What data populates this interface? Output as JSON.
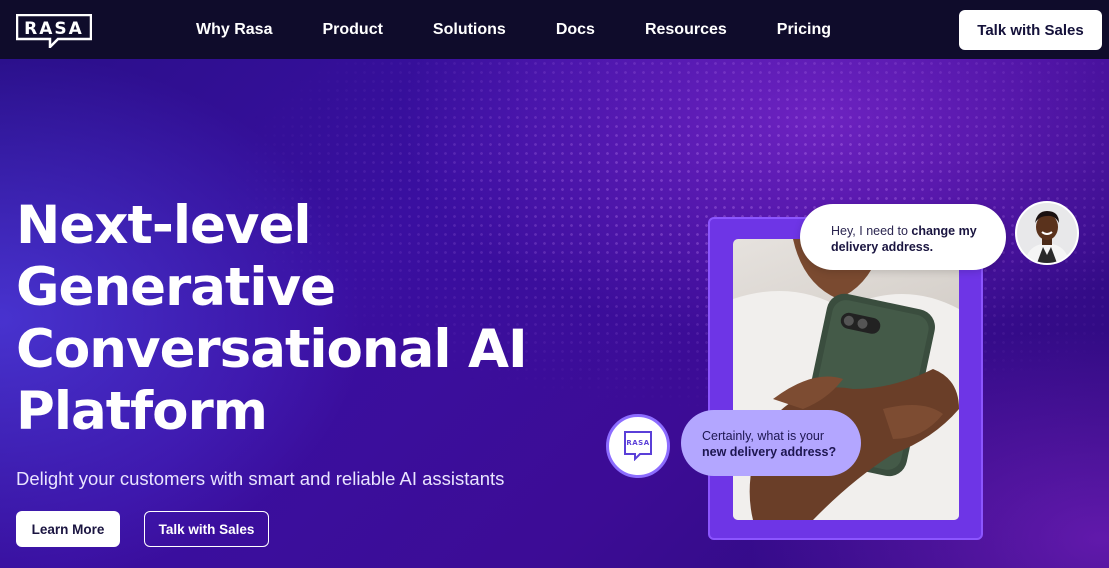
{
  "brand": {
    "logo_text": "RASA"
  },
  "nav": {
    "links": [
      "Why Rasa",
      "Product",
      "Solutions",
      "Docs",
      "Resources",
      "Pricing"
    ],
    "cta": "Talk with Sales"
  },
  "hero": {
    "headline_lines": [
      "Next-level",
      "Generative",
      "Conversational AI",
      "Platform"
    ],
    "subheading": "Delight your customers with smart and reliable AI assistants",
    "primary_button": "Learn More",
    "secondary_button": "Talk with Sales"
  },
  "chat": {
    "user_message_plain": "Hey, I need to ",
    "user_message_bold": "change my delivery address.",
    "bot_message_plain": "Certainly, what is your ",
    "bot_message_bold": "new delivery address?",
    "bot_logo_text": "RASA"
  },
  "colors": {
    "nav_bg": "#0f0c2b",
    "hero_purple": "#3a0fa0",
    "bot_bubble": "#b3a6ff",
    "accent": "#8c55ff"
  }
}
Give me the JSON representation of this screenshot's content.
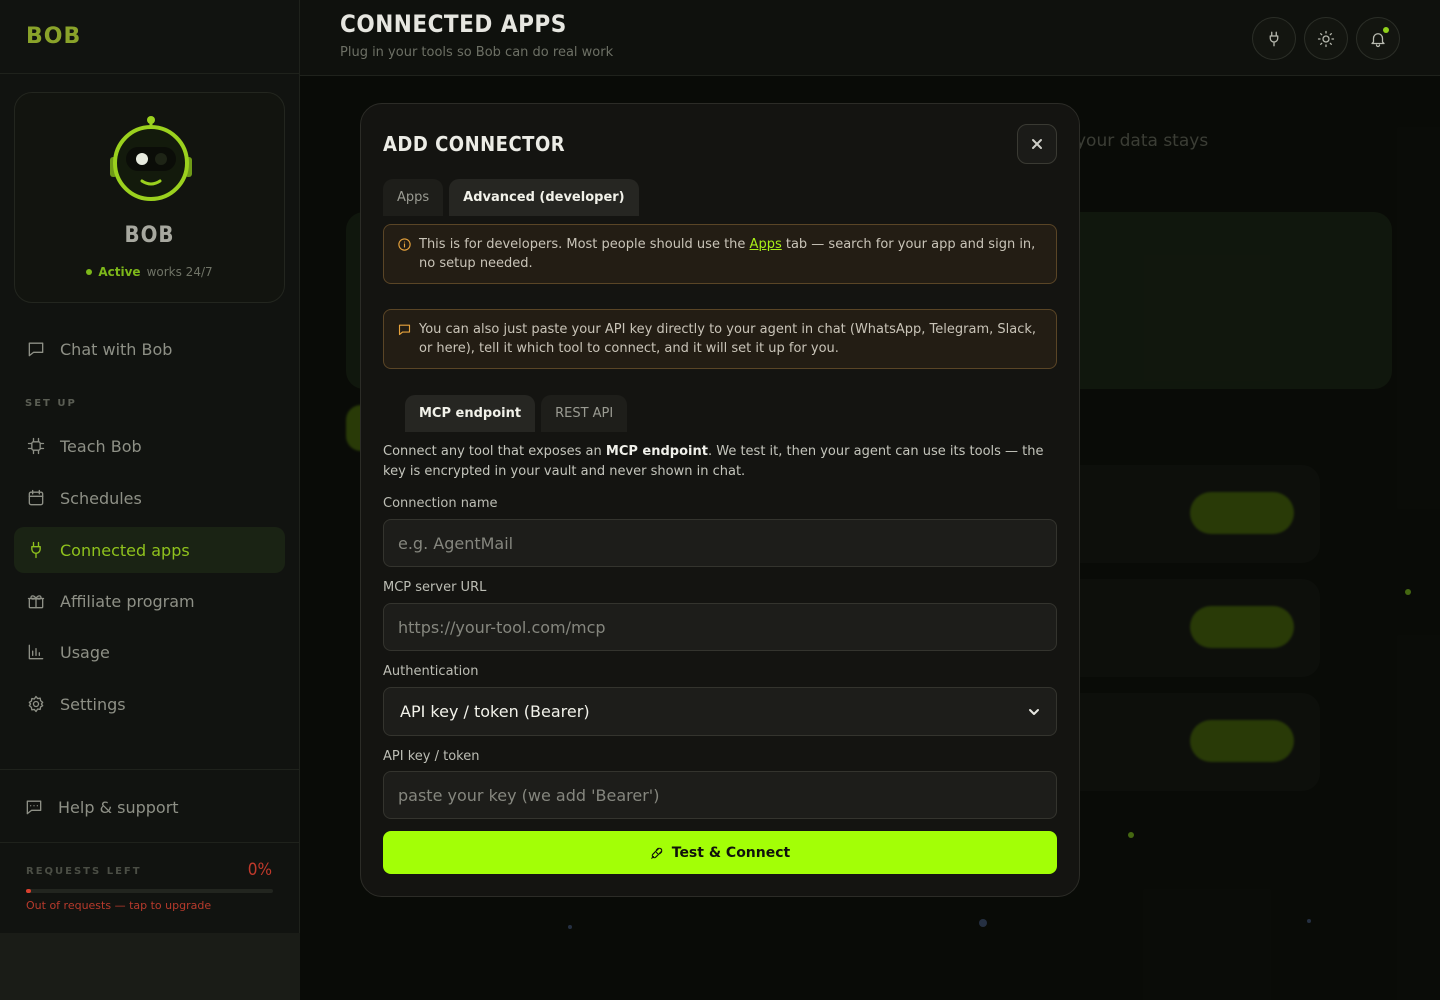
{
  "sidebar": {
    "logo": "BOB",
    "profile": {
      "name": "BOB",
      "status": "Active",
      "availability": "works 24/7"
    },
    "chat_item": "Chat with Bob",
    "section_label": "SET UP",
    "items": [
      {
        "label": "Teach Bob",
        "icon": "chip-icon"
      },
      {
        "label": "Schedules",
        "icon": "calendar-icon"
      },
      {
        "label": "Connected apps",
        "icon": "plug-icon",
        "active": true
      },
      {
        "label": "Affiliate program",
        "icon": "gift-icon"
      },
      {
        "label": "Usage",
        "icon": "bar-chart-icon"
      },
      {
        "label": "Settings",
        "icon": "gear-icon"
      }
    ],
    "help": "Help & support",
    "requests": {
      "label": "REQUESTS LEFT",
      "percent": "0%",
      "note": "Out of requests — tap to upgrade"
    }
  },
  "header": {
    "title": "CONNECTED APPS",
    "subtitle": "Plug in your tools so Bob can do real work"
  },
  "background": {
    "hint": "your data stays"
  },
  "modal": {
    "title": "ADD CONNECTOR",
    "tabs": [
      "Apps",
      "Advanced (developer)"
    ],
    "notice1_text": "This is for developers. Most people should use the ",
    "notice1_link": "Apps",
    "notice1_rest": " tab — search for your app and sign in, no setup needed.",
    "notice2": "You can also just paste your API key directly to your agent in chat (WhatsApp, Telegram, Slack, or here), tell it which tool to connect, and it will set it up for you.",
    "subtabs": [
      "MCP endpoint",
      "REST API"
    ],
    "desc_prefix": "Connect any tool that exposes an ",
    "desc_bold": "MCP endpoint",
    "desc_suffix": ". We test it, then your agent can use its tools — the key is encrypted in your vault and never shown in chat.",
    "fields": {
      "name_label": "Connection name",
      "name_placeholder": "e.g. AgentMail",
      "url_label": "MCP server URL",
      "url_placeholder": "https://your-tool.com/mcp",
      "auth_label": "Authentication",
      "auth_value": "API key / token (Bearer)",
      "key_label": "API key / token",
      "key_placeholder": "paste your key (we add 'Bearer')"
    },
    "submit": "Test & Connect"
  },
  "colors": {
    "accent": "#a3ff06",
    "active_nav": "#8fc21d",
    "danger": "#d9402e",
    "notice_border": "#5a4526"
  }
}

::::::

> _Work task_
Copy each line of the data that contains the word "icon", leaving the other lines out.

> _Completed exercise_
        "icon": "chip-icon"
        "icon": "calendar-icon"
        "icon": "plug-icon",
        "icon": "gift-icon"
        "icon": "bar-chart-icon"
        "icon": "gear-icon"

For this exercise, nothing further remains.